### WHAT THE TASK REQUIRES
Retype the records that follow, every line exactly as written.

(Entries from a dataset of interfaces)
────

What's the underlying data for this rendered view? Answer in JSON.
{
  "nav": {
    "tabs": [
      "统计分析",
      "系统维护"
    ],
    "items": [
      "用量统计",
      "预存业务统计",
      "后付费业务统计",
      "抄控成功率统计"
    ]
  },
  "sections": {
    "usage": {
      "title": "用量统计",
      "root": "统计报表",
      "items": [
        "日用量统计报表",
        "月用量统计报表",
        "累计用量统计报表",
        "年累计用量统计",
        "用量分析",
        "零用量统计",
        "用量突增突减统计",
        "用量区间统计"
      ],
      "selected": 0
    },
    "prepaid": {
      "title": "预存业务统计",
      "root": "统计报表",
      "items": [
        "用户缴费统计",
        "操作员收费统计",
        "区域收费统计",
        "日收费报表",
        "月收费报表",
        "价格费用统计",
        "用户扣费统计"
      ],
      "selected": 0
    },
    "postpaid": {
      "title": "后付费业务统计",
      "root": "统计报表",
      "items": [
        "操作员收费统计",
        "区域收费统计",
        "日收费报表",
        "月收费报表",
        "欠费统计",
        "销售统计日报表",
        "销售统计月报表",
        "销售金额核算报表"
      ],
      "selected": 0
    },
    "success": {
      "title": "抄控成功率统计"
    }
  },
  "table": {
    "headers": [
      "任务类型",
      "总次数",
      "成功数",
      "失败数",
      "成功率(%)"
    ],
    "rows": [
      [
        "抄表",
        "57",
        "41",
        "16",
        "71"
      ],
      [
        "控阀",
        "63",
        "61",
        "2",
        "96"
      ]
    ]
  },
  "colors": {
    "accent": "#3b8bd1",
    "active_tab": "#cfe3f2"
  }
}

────

### RESPONSE FOR THIS EXERCISE
What's the underlying data for this rendered view? Answer in JSON.
{
  "nav": {
    "tabs": [
      "统计分析",
      "系统维护"
    ],
    "items": [
      "用量统计",
      "预存业务统计",
      "后付费业务统计",
      "抄控成功率统计"
    ]
  },
  "sections": {
    "usage": {
      "title": "用量统计",
      "root": "统计报表",
      "items": [
        "日用量统计报表",
        "月用量统计报表",
        "累计用量统计报表",
        "年累计用量统计",
        "用量分析",
        "零用量统计",
        "用量突增突减统计",
        "用量区间统计"
      ],
      "selected": 0
    },
    "prepaid": {
      "title": "预存业务统计",
      "root": "统计报表",
      "items": [
        "用户缴费统计",
        "操作员收费统计",
        "区域收费统计",
        "日收费报表",
        "月收费报表",
        "价格费用统计",
        "用户扣费统计"
      ],
      "selected": 0
    },
    "postpaid": {
      "title": "后付费业务统计",
      "root": "统计报表",
      "items": [
        "操作员收费统计",
        "区域收费统计",
        "日收费报表",
        "月收费报表",
        "欠费统计",
        "销售统计日报表",
        "销售统计月报表",
        "销售金额核算报表"
      ],
      "selected": 0
    },
    "success": {
      "title": "抄控成功率统计"
    }
  },
  "table": {
    "headers": [
      "任务类型",
      "总次数",
      "成功数",
      "失败数",
      "成功率(%)"
    ],
    "rows": [
      [
        "抄表",
        "57",
        "41",
        "16",
        "71"
      ],
      [
        "控阀",
        "63",
        "61",
        "2",
        "96"
      ]
    ]
  },
  "colors": {
    "accent": "#3b8bd1",
    "active_tab": "#cfe3f2"
  }
}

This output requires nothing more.